Pharrell: No Blurred Lines in lyric
Pharrell Williams has defended the lyrics in last year's hit song Blurred Lines following criticism that it was sexually aggressive.
The singer collaborated with Robin Thicke and TI on the track where he sang the line, 'I know you want it,' as scantily dressed women paraded around the musicians.
Interviewed by Krishnan Guru-Murthy for Channel 4 News, the star said: "What does the line suggest, 'I know you want it?' Is it sexually suggestive when a car salesman says to a person who buys a car, 'I know you want it?'"
When Krishnan pointed out it usually had a sexual context, Pharrell protested: "Does that make it off limits for me to use it in a song, especially when the overarching context is that there are good women who also have bad thoughts?
"If a good woman can have sexual thoughts, is it wrong for a man to have a correct guess that a woman might want something?"
Talking about the half-naked dancers in the song's video, he said: "Did I touch them sexually?

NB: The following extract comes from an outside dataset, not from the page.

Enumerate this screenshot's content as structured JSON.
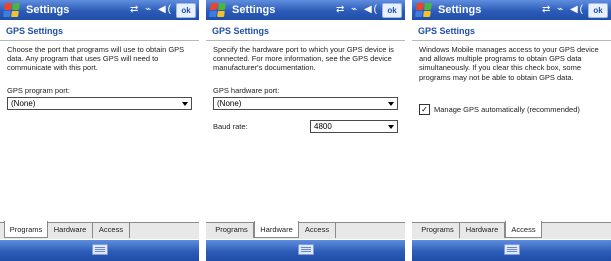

So in a high fashion magazine where women have their boobs out, is there something sexual there too?
"If you ask the director who was a female who wrote it, she was inspired by editorials by high fashion magazines where women do have their boobs out."
Pharrell also said in the interview that he would like to see a woman as US president, adding: "Historically, this world has been run by men. What would a world be like if 75% of our world leaders and presidents and prime ministers were female? We don't know because we haven't given it a shot.
"We're too busy telling them what they can and can't do with their bodies, or we're too busy not allowing them to make the same amount of money that a man makes."
He went on: "I'm just like producer dude, likes to make music, I love women and when given the opportunity to make my album, that was one of the things that I wanted to touch upon. So that's what I'm touching upon.
"I'm not trying to run for office, I'm not trying to be Mr Activist guy, I've been asked am I a feminist - I don't think it's possible for me to be that. I'm a man. It makes sense up to a certain point, but I do support feminism, I do think there are injustices and inequalities that need to be addressed."